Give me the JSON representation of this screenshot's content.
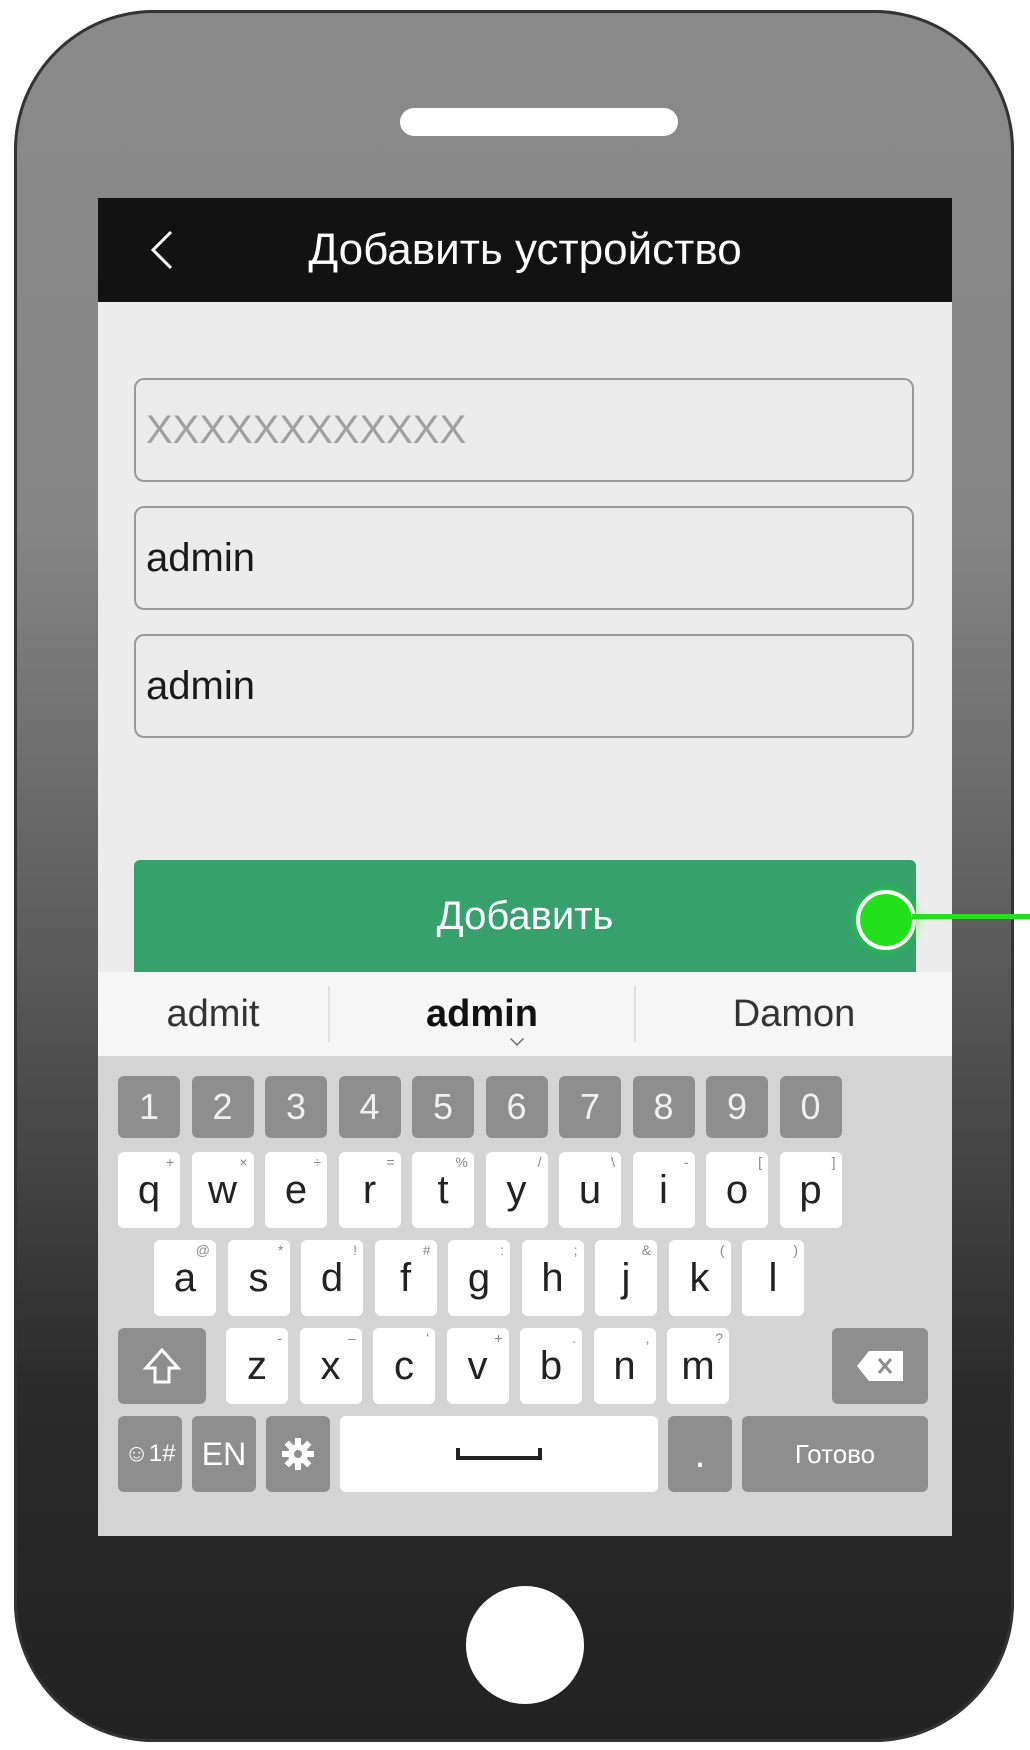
{
  "header": {
    "back_icon": "chevron-left-icon",
    "title": "Добавить устройство"
  },
  "form": {
    "serial_placeholder": "XXXXXXXXXXXX",
    "username_value": "admin",
    "password_value": "admin",
    "add_label": "Добавить"
  },
  "suggestions": [
    "admit",
    "admin",
    "Damon"
  ],
  "keyboard": {
    "number_row": [
      "1",
      "2",
      "3",
      "4",
      "5",
      "6",
      "7",
      "8",
      "9",
      "0"
    ],
    "row1": [
      {
        "k": "q",
        "s": "+"
      },
      {
        "k": "w",
        "s": "×"
      },
      {
        "k": "e",
        "s": "÷"
      },
      {
        "k": "r",
        "s": "="
      },
      {
        "k": "t",
        "s": "%"
      },
      {
        "k": "y",
        "s": "/"
      },
      {
        "k": "u",
        "s": "\\"
      },
      {
        "k": "i",
        "s": "-"
      },
      {
        "k": "o",
        "s": "["
      },
      {
        "k": "p",
        "s": "]"
      }
    ],
    "row2": [
      {
        "k": "a",
        "s": "@"
      },
      {
        "k": "s",
        "s": "*"
      },
      {
        "k": "d",
        "s": "!"
      },
      {
        "k": "f",
        "s": "#"
      },
      {
        "k": "g",
        "s": ":"
      },
      {
        "k": "h",
        "s": ";"
      },
      {
        "k": "j",
        "s": "&"
      },
      {
        "k": "k",
        "s": "("
      },
      {
        "k": "l",
        "s": ")"
      }
    ],
    "row3": [
      {
        "k": "z",
        "s": "-"
      },
      {
        "k": "x",
        "s": "–"
      },
      {
        "k": "c",
        "s": "'"
      },
      {
        "k": "v",
        "s": "+"
      },
      {
        "k": "b",
        "s": "."
      },
      {
        "k": "n",
        "s": ","
      },
      {
        "k": "m",
        "s": "?"
      }
    ],
    "symbols_label": "☺1#",
    "lang_label": "EN",
    "settings_icon": "gear-icon",
    "space_icon": "space-bar-icon",
    "period_label": ".",
    "done_label": "Готово",
    "shift_icon": "shift-icon",
    "backspace_icon": "backspace-icon"
  },
  "colors": {
    "accent": "#36a16c",
    "marker": "#22e01a",
    "topbar": "#121212"
  }
}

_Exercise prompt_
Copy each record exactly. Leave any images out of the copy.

_Result_
Give me the JSON representation of this screenshot's content.
{
  "header": {
    "back_icon": "chevron-left-icon",
    "title": "Добавить устройство"
  },
  "form": {
    "serial_placeholder": "XXXXXXXXXXXX",
    "username_value": "admin",
    "password_value": "admin",
    "add_label": "Добавить"
  },
  "suggestions": [
    "admit",
    "admin",
    "Damon"
  ],
  "keyboard": {
    "number_row": [
      "1",
      "2",
      "3",
      "4",
      "5",
      "6",
      "7",
      "8",
      "9",
      "0"
    ],
    "row1": [
      {
        "k": "q",
        "s": "+"
      },
      {
        "k": "w",
        "s": "×"
      },
      {
        "k": "e",
        "s": "÷"
      },
      {
        "k": "r",
        "s": "="
      },
      {
        "k": "t",
        "s": "%"
      },
      {
        "k": "y",
        "s": "/"
      },
      {
        "k": "u",
        "s": "\\"
      },
      {
        "k": "i",
        "s": "-"
      },
      {
        "k": "o",
        "s": "["
      },
      {
        "k": "p",
        "s": "]"
      }
    ],
    "row2": [
      {
        "k": "a",
        "s": "@"
      },
      {
        "k": "s",
        "s": "*"
      },
      {
        "k": "d",
        "s": "!"
      },
      {
        "k": "f",
        "s": "#"
      },
      {
        "k": "g",
        "s": ":"
      },
      {
        "k": "h",
        "s": ";"
      },
      {
        "k": "j",
        "s": "&"
      },
      {
        "k": "k",
        "s": "("
      },
      {
        "k": "l",
        "s": ")"
      }
    ],
    "row3": [
      {
        "k": "z",
        "s": "-"
      },
      {
        "k": "x",
        "s": "–"
      },
      {
        "k": "c",
        "s": "'"
      },
      {
        "k": "v",
        "s": "+"
      },
      {
        "k": "b",
        "s": "."
      },
      {
        "k": "n",
        "s": ","
      },
      {
        "k": "m",
        "s": "?"
      }
    ],
    "symbols_label": "☺1#",
    "lang_label": "EN",
    "settings_icon": "gear-icon",
    "space_icon": "space-bar-icon",
    "period_label": ".",
    "done_label": "Готово",
    "shift_icon": "shift-icon",
    "backspace_icon": "backspace-icon"
  },
  "colors": {
    "accent": "#36a16c",
    "marker": "#22e01a",
    "topbar": "#121212"
  }
}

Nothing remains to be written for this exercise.